Research faculty members are typically on standard 12-month appointments, which earn and accrue annual leave by university policy. Use of annual leave is recognized as an acceptable charge to a sponsored project when such leave is part of the standard university appointment.
Publicly (state) supported universities have the multiple missions of teaching, research, support of the public interest and fostering of economic development of the area/state in which they are located. Scholarly activities in a university setting create intellectual properties (IPs). IP includes research papers, books, software programs, new inventions, journal articles, etc.
The university's mission includes dissemination of IPs in the most efficient and effective manner possible. The identification and optimization of opportunities for the industrial/commercial utilization of some IPs is also part of this mission, as is the protection of the ownership rights of both the individuals and the university.
While many IPs are best disseminated by publication and placing in the public domain, there are a significant number that are most effectively handled by protection under the IP laws (i.e., patenting and copyright) and licensing (or other transfer) to private sector entities, with attendant financial considerations.
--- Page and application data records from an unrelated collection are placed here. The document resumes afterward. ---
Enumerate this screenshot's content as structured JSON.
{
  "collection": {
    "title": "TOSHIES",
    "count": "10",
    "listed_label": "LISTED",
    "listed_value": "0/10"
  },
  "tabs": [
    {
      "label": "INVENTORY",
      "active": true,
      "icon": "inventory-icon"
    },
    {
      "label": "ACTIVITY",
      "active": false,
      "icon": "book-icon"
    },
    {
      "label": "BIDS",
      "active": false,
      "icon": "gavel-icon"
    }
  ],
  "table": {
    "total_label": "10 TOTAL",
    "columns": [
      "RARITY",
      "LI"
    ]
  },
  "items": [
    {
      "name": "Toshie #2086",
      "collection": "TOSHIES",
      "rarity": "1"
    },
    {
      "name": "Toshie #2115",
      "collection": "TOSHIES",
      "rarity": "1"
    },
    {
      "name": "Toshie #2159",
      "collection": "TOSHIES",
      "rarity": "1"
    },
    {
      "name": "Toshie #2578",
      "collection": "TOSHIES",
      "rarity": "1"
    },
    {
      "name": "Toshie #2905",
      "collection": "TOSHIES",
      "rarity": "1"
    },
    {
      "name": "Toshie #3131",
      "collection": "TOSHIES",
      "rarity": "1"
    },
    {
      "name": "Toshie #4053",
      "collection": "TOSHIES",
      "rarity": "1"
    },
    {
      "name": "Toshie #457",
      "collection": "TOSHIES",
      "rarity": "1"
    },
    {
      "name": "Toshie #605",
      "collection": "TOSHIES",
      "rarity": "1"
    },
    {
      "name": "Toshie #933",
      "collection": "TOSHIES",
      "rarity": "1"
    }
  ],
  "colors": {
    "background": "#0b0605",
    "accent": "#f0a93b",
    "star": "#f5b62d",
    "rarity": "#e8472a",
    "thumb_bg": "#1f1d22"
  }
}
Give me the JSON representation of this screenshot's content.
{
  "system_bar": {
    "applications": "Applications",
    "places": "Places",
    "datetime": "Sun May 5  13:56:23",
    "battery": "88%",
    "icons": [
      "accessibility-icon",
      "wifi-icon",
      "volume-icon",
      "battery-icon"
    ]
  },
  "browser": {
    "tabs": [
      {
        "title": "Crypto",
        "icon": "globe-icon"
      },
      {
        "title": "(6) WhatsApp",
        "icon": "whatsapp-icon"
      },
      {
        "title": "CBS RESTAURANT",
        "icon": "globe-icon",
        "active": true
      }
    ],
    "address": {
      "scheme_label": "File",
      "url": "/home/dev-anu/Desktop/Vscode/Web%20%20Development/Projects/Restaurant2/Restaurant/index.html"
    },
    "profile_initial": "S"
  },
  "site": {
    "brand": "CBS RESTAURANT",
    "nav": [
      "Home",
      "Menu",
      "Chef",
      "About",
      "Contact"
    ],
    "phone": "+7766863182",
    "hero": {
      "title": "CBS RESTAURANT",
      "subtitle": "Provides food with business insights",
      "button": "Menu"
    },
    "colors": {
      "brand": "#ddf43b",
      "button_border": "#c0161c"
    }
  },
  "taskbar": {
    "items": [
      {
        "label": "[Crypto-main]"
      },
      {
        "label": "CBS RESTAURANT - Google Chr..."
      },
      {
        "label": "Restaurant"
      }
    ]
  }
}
Timely disclosure of IPs to the University (pursuant to Policy 13000: Policy on Intellectual Property) is critical to preserving potential value of certain IPs while enabling Virginia Tech to deliver on its mission to ensure impact of research, discovery, and scholarly output.
Policy 13000, “Policy on Intellectual Property,” outlines intellectual property (IP) ownership criteria, resolution of ownership questions, and responsibilities of university employees concerning the disclosure and potential assignment of intellectual properties. Policy 13000 also sets forth the authority and responsibility of the Intellectual Property Committee (IPC), the chair of which is the vice president for research and innovation or designee. Membership of the IPC is set forth in the bylaws of the University Council.